You are selling your motorcycle, and you decide to advertise it on the Internet on Walton’s Web Ads. He has 3 plans from which you may choose. The plans are shown on the following graph. Use the graph and explain when it is best to use each plan.
- When would it be best to use Plan A?
- When would it be best to use Plan B?
- When would it be best to use Plan C?
- What is the dependent variable in the following relationship? The time it takes to run the 100 yard dash and the fitness level of the runner.
a. fitness level
c. length of the track
d. age of the runner
- If the relationship in question 8 were graphed on a coordinate grid, what variable would be on the x-axis?
- If the relationship in question 8 were graphed on a coordinate grid, what variable would be on the y-axis?
To view the Review answers, open this PDF file and look for section 7.1.
|bar chart||A bar chart is a graphic display of categorical variables that uses bars to represent the frequency of the count in each category.|
|broken line graph||A broken line graph is a graph that is used to show changes over time. A line is used to join the values but the line has no defined slope.|
|continuous variables||A continuous variable is a variable that takes on any value within the limits of the variable.|
|data set||A collection of these observations of the variable is a data set.|
|dependent variable||The dependent variable is the output variable in an equation or function, commonly represented by y or f(x).|
|discrete random variables||Discrete random variables represent the number of distinct values that can be counted of an event.|
|independent variable||The independent variable is the input variable in an equation or function, commonly represented by x.|
|qualitative variable||A qualitative variable is one that cannot be measured numerically but can be placed in a category.|
|quantitative variable||A quantitative variable is a variable that takes on numerical values that represent a measurable quantity. Examples of quantitative variables are the height of students or the population of a city.|
|variable||In statistics, a variable is simply a characteristic that is being studied.|
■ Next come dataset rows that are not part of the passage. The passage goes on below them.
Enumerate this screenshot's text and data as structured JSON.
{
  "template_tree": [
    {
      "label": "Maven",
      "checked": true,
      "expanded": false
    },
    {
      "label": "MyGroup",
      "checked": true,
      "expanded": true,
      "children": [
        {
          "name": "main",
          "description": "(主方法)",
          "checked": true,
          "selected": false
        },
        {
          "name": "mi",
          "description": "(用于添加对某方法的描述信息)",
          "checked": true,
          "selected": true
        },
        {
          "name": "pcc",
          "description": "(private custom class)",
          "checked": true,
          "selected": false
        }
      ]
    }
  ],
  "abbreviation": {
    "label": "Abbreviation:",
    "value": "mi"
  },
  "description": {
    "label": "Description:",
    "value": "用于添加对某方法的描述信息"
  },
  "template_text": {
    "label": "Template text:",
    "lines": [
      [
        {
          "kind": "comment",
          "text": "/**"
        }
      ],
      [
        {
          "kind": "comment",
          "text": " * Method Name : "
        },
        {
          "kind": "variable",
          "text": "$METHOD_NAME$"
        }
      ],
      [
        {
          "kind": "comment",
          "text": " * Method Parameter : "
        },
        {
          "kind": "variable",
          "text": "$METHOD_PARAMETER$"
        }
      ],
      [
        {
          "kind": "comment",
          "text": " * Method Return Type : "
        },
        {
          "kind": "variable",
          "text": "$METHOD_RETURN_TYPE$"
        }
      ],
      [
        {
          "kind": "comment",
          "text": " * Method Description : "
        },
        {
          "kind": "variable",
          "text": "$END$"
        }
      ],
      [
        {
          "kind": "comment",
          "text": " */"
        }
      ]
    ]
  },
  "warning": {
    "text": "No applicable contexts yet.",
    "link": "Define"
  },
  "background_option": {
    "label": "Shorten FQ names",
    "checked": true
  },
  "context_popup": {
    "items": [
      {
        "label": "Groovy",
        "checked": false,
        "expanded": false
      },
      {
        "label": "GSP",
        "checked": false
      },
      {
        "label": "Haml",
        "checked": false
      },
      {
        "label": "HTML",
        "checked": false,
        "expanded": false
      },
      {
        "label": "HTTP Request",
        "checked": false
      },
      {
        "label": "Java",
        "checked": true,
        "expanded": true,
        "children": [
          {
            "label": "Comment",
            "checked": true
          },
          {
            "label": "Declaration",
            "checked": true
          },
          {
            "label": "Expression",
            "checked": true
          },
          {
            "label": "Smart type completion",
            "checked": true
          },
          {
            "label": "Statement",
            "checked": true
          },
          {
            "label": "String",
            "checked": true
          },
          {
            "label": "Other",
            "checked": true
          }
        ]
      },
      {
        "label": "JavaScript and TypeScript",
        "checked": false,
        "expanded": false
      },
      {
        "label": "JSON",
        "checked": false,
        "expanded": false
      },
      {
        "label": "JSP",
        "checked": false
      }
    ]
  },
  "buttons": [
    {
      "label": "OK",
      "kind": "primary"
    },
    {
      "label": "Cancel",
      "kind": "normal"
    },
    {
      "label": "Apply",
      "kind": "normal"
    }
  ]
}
PLIX: Play, Learn, Interact, eXplore - Line Graphs
Video: Line Graphs Principles
Activities: Line Graphs Discussion Questions
Lesson Plans: Line Graphs Lesson Plan
Practice: Understand and Create Line Graphs